LONDON – Nettles are prickly suckers. They yield to few men. After a recent trip to London and a meal at Nopi in Soho, I can say with certainty that one man — lauded chef Yotam Ottolenghi (Plenty, Jerusalem, Ottolenghi restaurants, Nopi, you know the drill) — coaxes nettles the way I assume Jack Nicholson does women. Deftly, assertively, poetically. Until rendered powerless.
The softened stingers appeared in a sauce sopped up first by scallop, then fork, then finger. (I use digits in public sparingly. In this case, it was imperative.) So alluring was this sauce that I called over my server to crow about it, then asked for the recipe. "It's simple," he said. "Five ingredients."
This is my love letter to Nopi. This is passion, raw and unfettered, in the face of a chef whose food I have been cooking in my own kitchen, thanks to his beautifully constructed cookbooks that are as fulfilling to read as they are to use. This is the moment I have been waiting for.
Nopi was everything I'd hoped it would be: a meal that tasted as if it were cooked by someone who understands exactly what makes my palate hum. Hearty at times, dainty at others — Ottolenghi maintains the balance of an Olympic gymnast in the kitchen. Dish after dish offered acid, umami, uncanny seasoning, temperature play.

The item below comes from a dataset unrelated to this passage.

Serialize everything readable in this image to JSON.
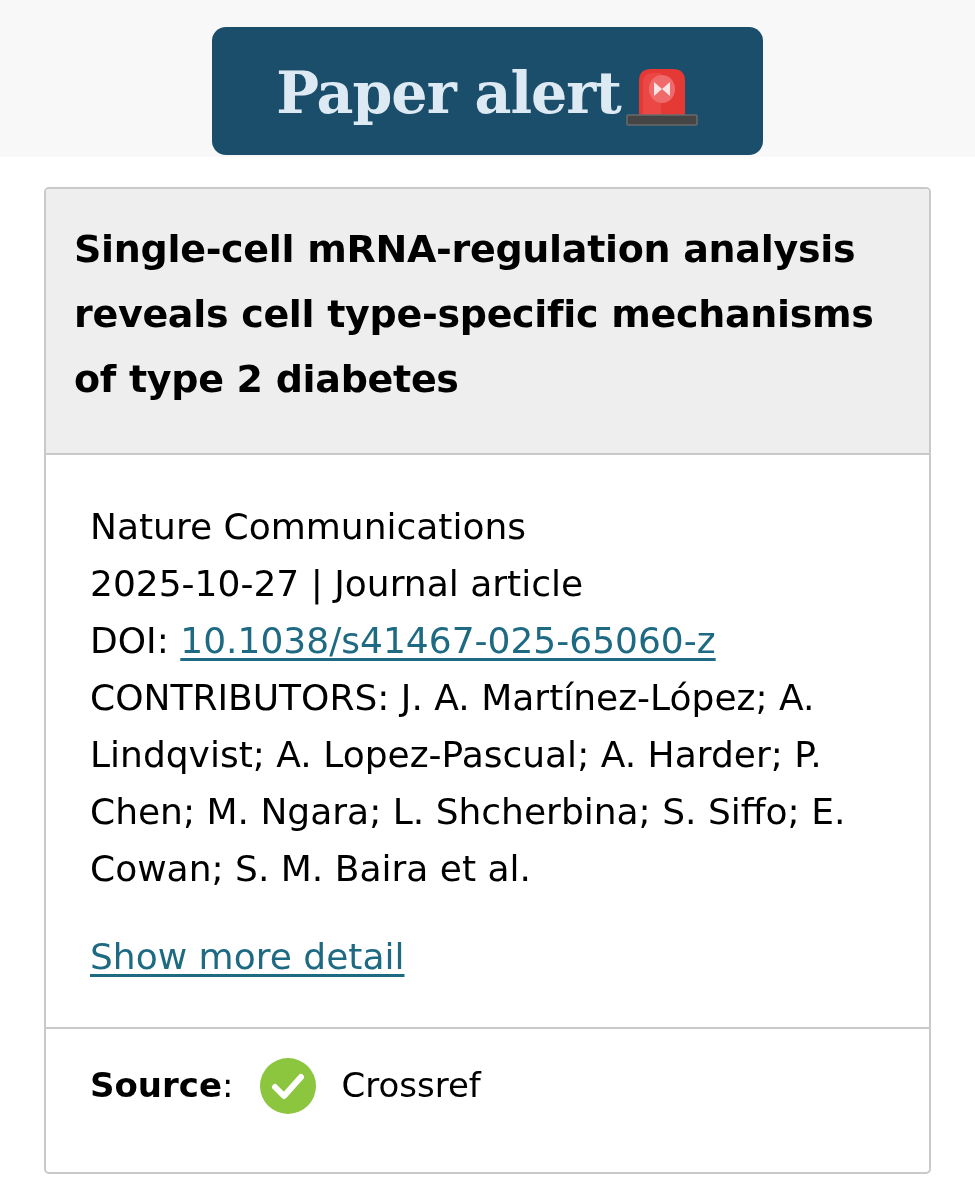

Olives — simple! — brightened by whole pink peppercorns caused a mild riot. Courgette fritters were flecked with manouri and fried into plump rounds; cool cardamom yogurt proved an apt companion. Dessert was fork-soft chocolate cake with plum "soil." I believe it hit 11 on the Richter scale.
I could go on, but what's the use? I advise you, instead, to travel and taste for yourself.
21-22 Warwick St.
London, W1B 5NE